Will and MK, surrounded by the love of their families and witnesses, confronted the pandemic scarcity and at the same time, embodied the abundance that is love. We embodied it in the language of liturgy, scripture and prayer. We were able, in all these things, to name for those who gathered safely in large, open spaces in the late, exhausting days of a global pandemic that love wins. In all the ways that we could, including living it out step by step, we proclaimed that the abiding and abundant grace of love is present and transformative, right here and right now. Plans may be disrupted but the Love of God is undeterred. God chooses to stand with us, Creator eternally abiding with creation. I can tell you, the presence of God was palpably present. I also have to say, I may never preside at a wedding the same way again.
So, why tell stories about a wedding on a day when our hearts are heavy: for the people of Ukraine; for trans youth and healthcare workers offering gender-affirming care; for those who teach critical knowledge and history from the vantage point of the marginalized and not just the rich, white and powerful; for those who experience the daily microaggressions and macro oppressions of life in this country and around the world; when we see ourselves hurtling toward environmental devastation and climate disaster? Yes, our hearts are heavy today and with good reason. And why did Jesus inaugurate public ministry at a family wedding turning water into wine, during a politically occupied time where fear, imprisonment and disruption were palpable? What is really important here?
Oh yes, that question again. Oh yes, God’s repeated answer: Relationship. Love. Grace.
Those are the lessons, in the midst of the changes and chances of this life that Mary knows, viscerally. Knows like her own body, her own heart, her own child.
Grace, we are told repeatedly in John’s Gospel, has come to us through the person of Jesus Christ. In the fullness of the mysteries of incarnation and love, we have received grace upon grace. Grace is undeserved, unwarranted, irrational. Grace sources in unconditional love and opens up the possibility of seeing ourselves as beloved even when we aren’t ready to think of ourselves that way.
Grace is a doorway to transformation, and in that invitation is the encouragement to lay down our fears and insecurities in favor of possibility: we get to see it; to experience it; to be it. We are compelled through relationship, love and grace to declare good news to the oppressed; to bind up the brokenhearted; to proclaim liberation to the captors and freedom to the prisoners. We are led in that prophetic way because God transforms us.
God is the source and the action of the transformation of which we are a part. Through the relationship, love and grace of Christ, we are the water that transforms to wine. And even if we feel like those immovable stone jars sometimes, we may still find ourselves compelled to cry out. And when we do, what good news we will find spilling forth when we recognize the One through whose hands our ordinary materials have been transformed.
We come to this Eucharistic feast filled with the potential to encounter all of the overflowing abundance that is conveyed in this story of the wedding at Cana.

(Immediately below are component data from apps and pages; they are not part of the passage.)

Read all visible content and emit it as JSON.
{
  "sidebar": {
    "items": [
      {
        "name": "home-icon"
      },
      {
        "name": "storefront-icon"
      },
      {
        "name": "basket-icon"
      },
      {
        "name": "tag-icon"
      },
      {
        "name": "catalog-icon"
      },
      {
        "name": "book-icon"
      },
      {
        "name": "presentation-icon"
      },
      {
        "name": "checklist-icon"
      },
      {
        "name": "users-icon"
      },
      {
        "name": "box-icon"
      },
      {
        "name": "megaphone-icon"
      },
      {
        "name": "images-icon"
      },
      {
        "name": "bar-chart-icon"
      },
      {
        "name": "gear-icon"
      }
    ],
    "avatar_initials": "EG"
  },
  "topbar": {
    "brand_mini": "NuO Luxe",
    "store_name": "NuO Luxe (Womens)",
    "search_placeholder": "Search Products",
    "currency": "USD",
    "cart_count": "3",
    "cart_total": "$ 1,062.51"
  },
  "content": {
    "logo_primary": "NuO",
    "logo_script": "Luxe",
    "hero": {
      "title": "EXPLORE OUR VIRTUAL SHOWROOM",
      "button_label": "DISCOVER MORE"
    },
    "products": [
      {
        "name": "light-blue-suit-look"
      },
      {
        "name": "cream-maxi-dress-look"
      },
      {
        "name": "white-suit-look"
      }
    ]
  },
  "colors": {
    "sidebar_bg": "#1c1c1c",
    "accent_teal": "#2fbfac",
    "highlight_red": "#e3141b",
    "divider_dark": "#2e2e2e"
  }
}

We are all invited to participate, fully, in the transformation that is about to take place, the elements of transformation all around us. And as ones who are transformed and renewed, evidence of that transformation is within us and moves through us, like an abundance of the best wine saved for last at the wedding feast ready to be poured out to the world, a world we know to be thirsting and yearning for divine relationship, love and grace.